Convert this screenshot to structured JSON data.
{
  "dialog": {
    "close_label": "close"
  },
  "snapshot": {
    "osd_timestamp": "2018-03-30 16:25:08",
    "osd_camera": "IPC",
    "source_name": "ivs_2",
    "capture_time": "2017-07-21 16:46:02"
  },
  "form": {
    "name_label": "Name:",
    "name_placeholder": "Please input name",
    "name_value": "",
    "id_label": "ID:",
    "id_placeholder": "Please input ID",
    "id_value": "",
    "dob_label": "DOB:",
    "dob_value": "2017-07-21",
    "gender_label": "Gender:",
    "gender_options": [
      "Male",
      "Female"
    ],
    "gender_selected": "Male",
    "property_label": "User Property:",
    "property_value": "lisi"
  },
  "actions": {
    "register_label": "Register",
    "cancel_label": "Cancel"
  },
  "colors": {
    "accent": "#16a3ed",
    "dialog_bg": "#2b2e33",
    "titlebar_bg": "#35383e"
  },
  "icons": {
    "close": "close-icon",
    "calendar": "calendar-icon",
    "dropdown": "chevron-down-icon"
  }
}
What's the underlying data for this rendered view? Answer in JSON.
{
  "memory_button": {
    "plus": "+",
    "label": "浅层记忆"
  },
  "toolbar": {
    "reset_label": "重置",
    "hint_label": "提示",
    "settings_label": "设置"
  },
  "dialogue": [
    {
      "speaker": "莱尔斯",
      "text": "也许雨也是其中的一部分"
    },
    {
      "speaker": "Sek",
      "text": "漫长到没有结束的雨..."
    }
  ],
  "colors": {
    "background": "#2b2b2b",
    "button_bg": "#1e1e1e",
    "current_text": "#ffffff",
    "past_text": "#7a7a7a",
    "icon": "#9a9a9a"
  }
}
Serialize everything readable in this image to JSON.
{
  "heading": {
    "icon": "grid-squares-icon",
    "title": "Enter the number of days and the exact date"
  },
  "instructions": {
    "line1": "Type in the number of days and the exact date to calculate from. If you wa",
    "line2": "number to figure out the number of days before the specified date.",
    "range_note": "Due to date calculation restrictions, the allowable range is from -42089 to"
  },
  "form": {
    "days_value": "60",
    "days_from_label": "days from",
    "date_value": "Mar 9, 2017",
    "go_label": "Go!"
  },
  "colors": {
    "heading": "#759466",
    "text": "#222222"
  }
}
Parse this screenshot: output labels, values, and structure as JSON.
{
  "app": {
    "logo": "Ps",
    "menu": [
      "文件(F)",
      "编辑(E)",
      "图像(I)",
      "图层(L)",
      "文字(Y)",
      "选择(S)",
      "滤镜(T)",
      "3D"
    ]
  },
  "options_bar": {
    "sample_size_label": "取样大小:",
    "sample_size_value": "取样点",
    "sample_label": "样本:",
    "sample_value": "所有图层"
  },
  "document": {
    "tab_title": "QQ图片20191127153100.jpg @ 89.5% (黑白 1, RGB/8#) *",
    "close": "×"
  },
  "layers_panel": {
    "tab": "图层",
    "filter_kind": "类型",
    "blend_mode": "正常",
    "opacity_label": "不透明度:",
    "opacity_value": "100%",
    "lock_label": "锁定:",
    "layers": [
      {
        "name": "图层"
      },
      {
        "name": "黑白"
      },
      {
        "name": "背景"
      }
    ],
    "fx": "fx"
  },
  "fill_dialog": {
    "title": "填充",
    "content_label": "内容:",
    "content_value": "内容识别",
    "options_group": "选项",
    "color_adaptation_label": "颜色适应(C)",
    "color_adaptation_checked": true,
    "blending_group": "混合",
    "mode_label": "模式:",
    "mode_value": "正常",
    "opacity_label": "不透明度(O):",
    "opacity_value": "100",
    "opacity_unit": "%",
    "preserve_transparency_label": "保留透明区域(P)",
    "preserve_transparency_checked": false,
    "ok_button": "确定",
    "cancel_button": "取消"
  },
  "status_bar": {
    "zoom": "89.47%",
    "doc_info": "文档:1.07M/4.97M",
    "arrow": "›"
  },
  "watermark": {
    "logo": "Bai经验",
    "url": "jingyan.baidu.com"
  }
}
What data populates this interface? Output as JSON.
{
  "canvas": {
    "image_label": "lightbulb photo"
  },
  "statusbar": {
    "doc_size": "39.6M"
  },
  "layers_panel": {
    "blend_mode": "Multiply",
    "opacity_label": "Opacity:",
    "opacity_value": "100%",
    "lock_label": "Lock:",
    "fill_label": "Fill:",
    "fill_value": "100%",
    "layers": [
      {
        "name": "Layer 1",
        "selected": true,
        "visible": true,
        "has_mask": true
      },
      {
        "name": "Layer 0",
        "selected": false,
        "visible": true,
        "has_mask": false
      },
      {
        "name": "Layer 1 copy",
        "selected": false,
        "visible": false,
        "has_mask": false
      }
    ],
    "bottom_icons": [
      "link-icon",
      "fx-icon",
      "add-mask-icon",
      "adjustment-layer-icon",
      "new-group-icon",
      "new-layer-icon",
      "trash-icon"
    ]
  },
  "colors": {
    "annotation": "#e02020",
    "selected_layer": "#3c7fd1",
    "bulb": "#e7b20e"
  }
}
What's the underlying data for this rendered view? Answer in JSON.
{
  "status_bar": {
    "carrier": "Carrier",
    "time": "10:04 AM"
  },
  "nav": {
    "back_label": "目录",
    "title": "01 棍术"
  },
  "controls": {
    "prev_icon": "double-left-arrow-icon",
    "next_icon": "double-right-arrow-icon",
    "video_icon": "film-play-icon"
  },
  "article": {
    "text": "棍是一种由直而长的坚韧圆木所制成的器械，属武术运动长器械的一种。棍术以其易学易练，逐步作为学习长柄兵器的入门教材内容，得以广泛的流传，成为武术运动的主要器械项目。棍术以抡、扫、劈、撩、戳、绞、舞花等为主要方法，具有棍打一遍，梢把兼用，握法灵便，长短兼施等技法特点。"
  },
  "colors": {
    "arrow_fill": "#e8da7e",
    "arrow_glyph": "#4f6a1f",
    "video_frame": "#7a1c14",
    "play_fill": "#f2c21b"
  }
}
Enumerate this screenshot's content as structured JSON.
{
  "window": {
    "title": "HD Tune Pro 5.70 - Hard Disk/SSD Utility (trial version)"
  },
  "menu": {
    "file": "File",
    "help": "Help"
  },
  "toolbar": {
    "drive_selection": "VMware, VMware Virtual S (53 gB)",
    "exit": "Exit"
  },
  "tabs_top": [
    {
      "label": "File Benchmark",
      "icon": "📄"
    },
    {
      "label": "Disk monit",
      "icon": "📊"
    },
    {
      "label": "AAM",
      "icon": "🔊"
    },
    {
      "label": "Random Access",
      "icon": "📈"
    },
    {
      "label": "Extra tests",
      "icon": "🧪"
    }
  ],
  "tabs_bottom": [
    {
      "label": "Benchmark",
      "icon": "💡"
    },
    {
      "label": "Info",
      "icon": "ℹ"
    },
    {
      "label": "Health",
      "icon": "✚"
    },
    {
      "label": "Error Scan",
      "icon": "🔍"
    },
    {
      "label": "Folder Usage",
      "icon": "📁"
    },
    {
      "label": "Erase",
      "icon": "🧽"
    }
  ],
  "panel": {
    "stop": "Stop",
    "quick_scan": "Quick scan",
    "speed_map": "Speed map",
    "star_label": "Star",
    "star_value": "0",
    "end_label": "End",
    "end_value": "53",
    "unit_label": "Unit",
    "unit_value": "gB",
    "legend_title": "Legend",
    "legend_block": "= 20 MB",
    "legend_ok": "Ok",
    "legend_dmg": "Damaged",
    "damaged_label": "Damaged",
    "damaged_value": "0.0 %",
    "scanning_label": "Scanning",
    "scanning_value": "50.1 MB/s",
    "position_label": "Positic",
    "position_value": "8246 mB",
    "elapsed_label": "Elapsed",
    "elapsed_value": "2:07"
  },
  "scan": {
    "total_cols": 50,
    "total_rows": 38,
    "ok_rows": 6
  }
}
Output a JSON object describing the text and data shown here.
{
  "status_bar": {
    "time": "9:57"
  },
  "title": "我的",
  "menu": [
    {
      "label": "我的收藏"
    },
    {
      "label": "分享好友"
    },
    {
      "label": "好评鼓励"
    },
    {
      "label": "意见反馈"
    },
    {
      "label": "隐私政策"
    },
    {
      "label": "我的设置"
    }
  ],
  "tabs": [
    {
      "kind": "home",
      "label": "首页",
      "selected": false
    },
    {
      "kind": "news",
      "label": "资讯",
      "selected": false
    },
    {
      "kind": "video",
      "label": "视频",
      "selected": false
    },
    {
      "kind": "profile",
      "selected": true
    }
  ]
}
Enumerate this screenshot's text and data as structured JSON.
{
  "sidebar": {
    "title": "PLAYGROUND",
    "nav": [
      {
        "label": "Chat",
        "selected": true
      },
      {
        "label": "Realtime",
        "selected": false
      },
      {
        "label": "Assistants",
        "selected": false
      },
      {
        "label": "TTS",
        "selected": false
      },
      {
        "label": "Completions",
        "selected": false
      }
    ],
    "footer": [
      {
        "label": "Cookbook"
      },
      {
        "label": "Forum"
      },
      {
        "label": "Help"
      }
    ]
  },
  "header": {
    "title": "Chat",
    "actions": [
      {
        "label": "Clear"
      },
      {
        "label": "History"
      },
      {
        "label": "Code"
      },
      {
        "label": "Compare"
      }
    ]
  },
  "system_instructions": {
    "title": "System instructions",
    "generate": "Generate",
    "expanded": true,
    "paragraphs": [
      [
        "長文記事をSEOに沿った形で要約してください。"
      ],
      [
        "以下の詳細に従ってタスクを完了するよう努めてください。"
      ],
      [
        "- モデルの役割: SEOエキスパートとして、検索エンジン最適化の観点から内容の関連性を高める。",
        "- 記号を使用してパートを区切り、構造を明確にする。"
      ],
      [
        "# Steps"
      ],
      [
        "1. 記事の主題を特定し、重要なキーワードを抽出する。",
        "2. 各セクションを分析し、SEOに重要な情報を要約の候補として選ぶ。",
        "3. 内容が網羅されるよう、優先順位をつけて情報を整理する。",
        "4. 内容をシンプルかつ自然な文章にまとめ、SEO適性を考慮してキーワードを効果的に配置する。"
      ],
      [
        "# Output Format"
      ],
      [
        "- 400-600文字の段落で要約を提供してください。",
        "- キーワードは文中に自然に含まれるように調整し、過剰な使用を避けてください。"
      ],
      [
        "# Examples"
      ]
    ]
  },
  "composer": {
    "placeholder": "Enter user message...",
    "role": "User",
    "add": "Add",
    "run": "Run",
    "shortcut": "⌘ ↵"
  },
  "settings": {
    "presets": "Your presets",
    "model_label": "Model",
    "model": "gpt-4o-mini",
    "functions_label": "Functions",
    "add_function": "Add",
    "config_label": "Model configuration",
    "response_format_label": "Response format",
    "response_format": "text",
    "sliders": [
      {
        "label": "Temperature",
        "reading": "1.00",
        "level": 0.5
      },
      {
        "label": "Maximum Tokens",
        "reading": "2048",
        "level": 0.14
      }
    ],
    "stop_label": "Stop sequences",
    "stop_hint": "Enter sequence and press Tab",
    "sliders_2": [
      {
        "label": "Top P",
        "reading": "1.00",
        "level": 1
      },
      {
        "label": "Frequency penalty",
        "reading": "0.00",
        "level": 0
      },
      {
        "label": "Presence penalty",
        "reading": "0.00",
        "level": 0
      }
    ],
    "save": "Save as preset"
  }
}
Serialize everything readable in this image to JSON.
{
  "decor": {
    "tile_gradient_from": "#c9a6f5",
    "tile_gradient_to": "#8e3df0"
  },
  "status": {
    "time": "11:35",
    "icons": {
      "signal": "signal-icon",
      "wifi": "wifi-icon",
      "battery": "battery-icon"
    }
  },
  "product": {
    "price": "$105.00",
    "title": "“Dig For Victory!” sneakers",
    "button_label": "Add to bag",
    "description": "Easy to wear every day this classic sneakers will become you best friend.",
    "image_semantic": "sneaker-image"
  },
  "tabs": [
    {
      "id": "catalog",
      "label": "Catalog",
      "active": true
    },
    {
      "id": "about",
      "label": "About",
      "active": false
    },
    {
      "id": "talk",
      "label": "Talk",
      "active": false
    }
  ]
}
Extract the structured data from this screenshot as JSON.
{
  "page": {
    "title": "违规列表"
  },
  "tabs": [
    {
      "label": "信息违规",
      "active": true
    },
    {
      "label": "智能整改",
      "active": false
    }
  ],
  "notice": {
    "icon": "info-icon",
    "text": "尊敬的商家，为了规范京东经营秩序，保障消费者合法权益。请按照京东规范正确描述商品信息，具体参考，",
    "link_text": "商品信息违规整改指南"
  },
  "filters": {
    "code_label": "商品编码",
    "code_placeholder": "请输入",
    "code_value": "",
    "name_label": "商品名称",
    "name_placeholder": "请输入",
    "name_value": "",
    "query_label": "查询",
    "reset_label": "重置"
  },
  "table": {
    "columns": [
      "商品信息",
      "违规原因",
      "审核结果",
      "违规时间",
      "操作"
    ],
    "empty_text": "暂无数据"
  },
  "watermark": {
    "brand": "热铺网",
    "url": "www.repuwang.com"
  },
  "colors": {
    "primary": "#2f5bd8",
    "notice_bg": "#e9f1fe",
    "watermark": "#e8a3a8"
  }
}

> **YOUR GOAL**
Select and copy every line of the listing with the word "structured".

> **RESPONSE**
Convert this screenshot to structured JSON data.
Enumerate this screenshot's content as structured JSON.
Enumerate this screenshot's text and data as structured JSON.
Extract the structured data from this screenshot as JSON.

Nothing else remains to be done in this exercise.